In summary, each mt-transcription unit must contain cis-acting elements that promote cleavage, allow subsequent maturation and for mt-mRNA, translation. The specific nature of the elements that recruit the required trans-acting factor(s) or indeed many of the trans-acting factors themselves have yet to be fully characterised. The assortment of initiation codons and variety of their locations within RNA molecules suggests a role for additional factors that can steer mitochondrial ribosomes to appropriate locations. Although not discussed above, elements necessary for maintenance and replication of mtDNA, or coupling transcription to translation may also be encrypted in the transcript . The scarcity of genuinely untranslated regions in mt-mRNAs necessitates an overlayering of functions to a single sequence, which would enforce constraints on a genome generally perceived to be relatively permissive to mutation.

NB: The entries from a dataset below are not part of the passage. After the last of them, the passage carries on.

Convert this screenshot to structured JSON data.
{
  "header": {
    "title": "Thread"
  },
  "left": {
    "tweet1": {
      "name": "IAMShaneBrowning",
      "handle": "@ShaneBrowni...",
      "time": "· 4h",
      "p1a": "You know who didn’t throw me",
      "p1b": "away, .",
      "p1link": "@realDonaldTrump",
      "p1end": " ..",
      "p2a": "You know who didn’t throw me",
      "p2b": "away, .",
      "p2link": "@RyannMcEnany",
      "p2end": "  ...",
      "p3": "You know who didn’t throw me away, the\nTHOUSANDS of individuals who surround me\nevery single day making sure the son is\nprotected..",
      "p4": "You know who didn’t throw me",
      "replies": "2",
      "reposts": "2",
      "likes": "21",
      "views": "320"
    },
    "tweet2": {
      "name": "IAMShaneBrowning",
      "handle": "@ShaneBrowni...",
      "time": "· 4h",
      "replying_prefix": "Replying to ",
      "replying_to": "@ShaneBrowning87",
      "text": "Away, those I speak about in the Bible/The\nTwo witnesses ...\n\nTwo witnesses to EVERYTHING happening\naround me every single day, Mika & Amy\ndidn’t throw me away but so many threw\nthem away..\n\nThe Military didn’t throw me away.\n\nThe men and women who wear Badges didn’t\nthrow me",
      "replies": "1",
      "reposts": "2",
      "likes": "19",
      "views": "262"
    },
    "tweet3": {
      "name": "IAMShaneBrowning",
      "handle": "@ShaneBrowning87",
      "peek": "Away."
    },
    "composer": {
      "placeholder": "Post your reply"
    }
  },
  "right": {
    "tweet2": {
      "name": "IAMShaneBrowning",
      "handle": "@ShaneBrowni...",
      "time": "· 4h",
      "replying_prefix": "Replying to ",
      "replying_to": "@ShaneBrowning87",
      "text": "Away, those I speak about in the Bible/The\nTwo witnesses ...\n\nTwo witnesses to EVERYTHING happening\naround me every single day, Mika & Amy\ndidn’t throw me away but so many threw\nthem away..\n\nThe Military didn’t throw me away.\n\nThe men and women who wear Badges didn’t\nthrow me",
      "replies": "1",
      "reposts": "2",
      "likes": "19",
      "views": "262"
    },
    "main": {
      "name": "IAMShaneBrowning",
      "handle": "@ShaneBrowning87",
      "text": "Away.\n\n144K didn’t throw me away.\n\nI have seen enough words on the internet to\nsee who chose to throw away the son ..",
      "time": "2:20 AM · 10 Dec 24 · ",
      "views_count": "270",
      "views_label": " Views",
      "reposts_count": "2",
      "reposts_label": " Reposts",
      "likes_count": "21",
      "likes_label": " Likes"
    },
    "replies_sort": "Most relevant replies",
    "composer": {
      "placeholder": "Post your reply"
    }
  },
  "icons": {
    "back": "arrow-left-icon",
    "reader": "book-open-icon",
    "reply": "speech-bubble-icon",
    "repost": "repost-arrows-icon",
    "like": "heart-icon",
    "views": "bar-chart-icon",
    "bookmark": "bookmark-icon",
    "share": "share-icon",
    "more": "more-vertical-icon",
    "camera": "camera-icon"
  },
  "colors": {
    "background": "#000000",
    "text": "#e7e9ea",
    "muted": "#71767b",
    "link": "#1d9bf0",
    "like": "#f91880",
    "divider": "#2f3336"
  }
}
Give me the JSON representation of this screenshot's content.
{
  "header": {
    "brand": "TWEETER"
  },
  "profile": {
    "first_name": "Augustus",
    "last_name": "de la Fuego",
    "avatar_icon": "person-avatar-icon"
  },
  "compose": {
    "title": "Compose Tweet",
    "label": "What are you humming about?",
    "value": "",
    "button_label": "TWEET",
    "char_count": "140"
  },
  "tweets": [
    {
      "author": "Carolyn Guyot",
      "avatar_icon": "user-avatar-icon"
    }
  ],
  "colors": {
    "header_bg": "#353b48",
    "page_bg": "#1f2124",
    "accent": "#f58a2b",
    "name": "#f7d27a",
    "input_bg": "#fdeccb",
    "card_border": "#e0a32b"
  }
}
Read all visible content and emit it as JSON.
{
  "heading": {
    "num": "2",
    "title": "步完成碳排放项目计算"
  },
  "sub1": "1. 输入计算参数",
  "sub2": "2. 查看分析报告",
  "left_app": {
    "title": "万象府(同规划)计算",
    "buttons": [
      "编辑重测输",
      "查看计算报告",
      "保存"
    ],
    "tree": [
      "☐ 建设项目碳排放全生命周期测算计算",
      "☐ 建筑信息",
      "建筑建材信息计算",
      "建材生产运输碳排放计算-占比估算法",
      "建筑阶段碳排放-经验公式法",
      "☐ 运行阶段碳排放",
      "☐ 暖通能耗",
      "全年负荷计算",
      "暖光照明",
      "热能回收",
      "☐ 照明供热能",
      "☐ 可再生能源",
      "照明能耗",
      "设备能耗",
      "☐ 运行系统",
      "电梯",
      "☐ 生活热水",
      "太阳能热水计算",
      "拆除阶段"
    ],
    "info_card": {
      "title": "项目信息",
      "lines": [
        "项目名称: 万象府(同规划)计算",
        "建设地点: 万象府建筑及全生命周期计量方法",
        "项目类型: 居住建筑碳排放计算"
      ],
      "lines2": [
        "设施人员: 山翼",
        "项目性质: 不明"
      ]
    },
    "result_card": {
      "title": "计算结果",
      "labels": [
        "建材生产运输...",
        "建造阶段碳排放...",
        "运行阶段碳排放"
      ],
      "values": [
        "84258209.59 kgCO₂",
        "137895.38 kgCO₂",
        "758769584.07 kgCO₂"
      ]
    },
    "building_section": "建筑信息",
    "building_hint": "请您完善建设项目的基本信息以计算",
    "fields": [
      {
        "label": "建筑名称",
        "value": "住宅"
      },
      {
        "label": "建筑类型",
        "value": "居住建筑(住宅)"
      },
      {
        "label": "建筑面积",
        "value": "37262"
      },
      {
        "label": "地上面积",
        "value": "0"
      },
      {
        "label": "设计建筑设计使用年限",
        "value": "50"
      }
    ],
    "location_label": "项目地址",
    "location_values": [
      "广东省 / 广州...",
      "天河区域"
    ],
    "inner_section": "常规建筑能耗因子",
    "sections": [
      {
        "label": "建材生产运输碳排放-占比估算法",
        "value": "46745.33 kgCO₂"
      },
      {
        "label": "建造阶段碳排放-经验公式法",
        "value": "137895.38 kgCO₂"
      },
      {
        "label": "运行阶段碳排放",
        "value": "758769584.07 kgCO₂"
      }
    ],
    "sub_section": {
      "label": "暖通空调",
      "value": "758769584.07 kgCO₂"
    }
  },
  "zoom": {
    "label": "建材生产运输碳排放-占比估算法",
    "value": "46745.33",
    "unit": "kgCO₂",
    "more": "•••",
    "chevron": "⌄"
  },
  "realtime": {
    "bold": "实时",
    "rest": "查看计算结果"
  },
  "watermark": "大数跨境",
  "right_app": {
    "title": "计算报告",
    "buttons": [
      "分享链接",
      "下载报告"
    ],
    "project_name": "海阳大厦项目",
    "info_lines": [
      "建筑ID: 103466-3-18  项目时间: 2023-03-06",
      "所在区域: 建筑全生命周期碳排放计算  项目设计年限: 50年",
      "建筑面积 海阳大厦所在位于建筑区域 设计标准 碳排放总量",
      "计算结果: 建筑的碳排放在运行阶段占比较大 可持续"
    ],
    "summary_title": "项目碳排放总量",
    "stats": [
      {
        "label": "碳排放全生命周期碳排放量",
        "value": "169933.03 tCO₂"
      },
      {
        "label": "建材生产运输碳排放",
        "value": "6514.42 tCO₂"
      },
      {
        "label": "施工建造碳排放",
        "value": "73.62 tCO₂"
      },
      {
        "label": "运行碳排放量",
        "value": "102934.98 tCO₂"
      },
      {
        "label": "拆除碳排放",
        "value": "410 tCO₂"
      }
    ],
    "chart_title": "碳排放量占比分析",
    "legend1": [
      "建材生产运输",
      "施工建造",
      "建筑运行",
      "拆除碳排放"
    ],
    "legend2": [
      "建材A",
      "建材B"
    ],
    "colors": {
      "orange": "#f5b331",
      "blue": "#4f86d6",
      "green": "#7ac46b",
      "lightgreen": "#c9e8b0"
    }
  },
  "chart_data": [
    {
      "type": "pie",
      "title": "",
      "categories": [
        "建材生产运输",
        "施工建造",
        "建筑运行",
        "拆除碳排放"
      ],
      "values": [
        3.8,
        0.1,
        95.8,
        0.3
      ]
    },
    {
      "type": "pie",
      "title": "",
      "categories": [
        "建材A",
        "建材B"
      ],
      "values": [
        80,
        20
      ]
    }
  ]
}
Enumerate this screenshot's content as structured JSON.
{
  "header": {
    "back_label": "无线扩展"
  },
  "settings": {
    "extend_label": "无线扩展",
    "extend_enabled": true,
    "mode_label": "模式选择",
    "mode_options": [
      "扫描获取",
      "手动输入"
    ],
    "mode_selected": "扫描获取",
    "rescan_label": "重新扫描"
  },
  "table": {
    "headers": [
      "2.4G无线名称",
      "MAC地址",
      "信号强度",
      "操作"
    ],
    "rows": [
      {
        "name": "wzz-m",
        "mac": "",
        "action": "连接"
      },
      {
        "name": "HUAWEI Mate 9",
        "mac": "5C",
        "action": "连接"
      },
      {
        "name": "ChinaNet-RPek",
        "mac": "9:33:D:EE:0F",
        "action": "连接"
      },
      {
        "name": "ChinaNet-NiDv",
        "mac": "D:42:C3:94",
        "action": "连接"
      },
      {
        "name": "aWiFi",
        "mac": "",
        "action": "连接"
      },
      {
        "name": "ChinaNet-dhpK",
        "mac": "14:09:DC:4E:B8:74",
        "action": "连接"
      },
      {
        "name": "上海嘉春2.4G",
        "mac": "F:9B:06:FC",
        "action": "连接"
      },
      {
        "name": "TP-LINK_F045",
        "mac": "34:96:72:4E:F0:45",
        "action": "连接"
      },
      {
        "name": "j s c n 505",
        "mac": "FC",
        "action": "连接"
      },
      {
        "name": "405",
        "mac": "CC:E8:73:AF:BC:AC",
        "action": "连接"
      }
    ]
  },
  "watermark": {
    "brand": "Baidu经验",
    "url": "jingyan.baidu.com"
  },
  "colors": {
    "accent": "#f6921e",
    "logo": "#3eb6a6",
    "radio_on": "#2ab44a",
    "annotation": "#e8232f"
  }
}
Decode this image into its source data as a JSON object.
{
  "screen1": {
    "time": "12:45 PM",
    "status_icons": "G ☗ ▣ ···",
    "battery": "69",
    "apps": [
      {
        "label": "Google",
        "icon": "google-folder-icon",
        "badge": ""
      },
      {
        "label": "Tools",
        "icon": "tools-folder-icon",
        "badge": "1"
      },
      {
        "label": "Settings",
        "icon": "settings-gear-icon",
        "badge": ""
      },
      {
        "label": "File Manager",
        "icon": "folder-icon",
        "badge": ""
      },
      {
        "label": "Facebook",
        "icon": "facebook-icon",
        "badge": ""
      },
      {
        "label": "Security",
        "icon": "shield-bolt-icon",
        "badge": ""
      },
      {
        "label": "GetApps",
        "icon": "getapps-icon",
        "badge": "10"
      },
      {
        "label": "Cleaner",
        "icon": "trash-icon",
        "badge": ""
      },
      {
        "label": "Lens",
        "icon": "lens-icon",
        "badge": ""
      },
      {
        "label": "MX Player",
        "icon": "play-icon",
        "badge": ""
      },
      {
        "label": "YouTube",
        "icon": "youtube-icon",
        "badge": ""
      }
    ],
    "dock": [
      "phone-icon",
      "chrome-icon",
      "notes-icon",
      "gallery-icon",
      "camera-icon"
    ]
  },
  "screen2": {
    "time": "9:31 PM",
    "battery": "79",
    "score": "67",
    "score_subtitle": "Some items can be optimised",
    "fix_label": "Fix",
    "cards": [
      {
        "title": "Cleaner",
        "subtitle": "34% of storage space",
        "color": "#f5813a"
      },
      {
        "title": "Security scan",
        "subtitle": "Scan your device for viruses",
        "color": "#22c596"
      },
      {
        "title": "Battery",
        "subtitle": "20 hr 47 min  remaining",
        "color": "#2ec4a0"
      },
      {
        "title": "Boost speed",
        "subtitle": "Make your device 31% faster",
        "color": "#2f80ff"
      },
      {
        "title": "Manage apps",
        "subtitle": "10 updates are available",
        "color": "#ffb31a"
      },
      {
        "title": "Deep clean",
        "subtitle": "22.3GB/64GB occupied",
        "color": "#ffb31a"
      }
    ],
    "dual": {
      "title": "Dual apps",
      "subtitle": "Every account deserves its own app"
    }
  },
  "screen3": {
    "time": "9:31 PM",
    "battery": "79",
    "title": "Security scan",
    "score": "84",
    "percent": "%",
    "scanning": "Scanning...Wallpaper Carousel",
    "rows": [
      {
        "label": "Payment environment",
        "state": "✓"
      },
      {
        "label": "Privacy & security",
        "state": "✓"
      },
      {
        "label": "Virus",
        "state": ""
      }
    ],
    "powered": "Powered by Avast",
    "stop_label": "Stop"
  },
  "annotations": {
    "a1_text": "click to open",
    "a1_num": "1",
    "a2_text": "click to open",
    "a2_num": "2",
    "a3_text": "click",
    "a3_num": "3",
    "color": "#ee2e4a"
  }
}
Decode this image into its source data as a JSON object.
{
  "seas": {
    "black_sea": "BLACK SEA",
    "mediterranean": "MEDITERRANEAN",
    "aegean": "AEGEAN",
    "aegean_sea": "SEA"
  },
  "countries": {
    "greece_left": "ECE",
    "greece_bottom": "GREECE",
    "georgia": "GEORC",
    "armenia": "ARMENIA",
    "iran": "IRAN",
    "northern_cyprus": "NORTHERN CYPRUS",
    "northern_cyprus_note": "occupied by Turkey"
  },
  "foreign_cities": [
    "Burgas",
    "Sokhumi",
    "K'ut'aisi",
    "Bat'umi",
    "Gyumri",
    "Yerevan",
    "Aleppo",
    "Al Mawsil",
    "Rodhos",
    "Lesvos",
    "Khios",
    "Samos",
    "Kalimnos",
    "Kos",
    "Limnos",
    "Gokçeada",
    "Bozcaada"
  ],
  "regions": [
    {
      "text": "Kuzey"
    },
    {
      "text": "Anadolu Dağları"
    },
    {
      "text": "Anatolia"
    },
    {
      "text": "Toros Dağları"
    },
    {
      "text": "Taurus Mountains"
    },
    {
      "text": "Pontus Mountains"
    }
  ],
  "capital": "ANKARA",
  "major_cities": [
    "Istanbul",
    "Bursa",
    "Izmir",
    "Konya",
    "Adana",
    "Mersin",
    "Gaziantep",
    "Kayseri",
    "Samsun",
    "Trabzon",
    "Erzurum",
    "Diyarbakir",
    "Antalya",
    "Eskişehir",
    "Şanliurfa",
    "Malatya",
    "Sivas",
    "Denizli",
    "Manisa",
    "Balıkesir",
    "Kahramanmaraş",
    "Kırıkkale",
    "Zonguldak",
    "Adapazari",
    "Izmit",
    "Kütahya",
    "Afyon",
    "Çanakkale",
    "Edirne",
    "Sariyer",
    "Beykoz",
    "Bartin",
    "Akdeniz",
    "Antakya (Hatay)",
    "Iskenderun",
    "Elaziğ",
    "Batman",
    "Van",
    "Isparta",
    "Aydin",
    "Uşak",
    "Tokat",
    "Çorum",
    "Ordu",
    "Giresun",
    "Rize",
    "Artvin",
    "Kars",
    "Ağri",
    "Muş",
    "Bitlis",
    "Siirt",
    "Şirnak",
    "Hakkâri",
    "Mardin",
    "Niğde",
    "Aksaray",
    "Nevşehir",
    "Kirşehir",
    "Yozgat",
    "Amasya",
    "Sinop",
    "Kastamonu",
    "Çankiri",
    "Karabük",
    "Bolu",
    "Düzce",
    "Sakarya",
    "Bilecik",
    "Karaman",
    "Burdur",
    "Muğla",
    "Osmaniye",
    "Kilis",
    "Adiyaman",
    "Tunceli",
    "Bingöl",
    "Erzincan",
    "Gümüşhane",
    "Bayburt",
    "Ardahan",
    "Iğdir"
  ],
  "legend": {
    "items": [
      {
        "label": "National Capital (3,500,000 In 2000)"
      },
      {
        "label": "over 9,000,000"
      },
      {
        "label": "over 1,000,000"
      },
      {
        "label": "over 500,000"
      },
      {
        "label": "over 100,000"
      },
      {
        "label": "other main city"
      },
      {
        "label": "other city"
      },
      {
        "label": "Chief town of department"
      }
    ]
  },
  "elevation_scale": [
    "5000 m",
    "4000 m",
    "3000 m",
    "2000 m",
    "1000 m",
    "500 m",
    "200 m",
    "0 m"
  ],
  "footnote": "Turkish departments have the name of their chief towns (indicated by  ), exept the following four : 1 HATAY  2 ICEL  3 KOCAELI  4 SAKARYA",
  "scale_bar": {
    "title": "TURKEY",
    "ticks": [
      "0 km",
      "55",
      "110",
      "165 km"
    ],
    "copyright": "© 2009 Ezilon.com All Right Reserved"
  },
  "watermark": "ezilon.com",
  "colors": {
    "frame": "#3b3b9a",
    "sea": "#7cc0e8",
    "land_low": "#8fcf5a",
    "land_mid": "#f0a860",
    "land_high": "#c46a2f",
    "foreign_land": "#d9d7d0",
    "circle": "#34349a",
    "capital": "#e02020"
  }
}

The apparent simplicity of the human mitochondrial genetic system may lead one to suspect that there are generic mechanisms of RNA cleavage, maturation, translation and degradation. At a mechanistic level this may be true, however, the cis-acting elements that direct and promote these processes appear to vary. The transcript descriptions given here are not comprehensive, but it is clear that there is a lack of homogeneity between human mt-mRNAs and an absence of obvious features carried by all species. Not even poly(A) tails can be shown to be present on all mRNAs; where present they vary substantially in length, for reasons that remain to be determined, and can also be found on molecules where stability or translation would not appear to be desirable. Recent evidence of polyuridylation of transcripts further complicates any simplistic interpretation . Hence, it appears that human mitochondrial mRNAs, like members of all families, are similar but different.
RNL and ZMACL would like to thank The Wellcome Trust [074454/Z/04/Z] and the BBSRC [BB/F011520/1] for continuing support.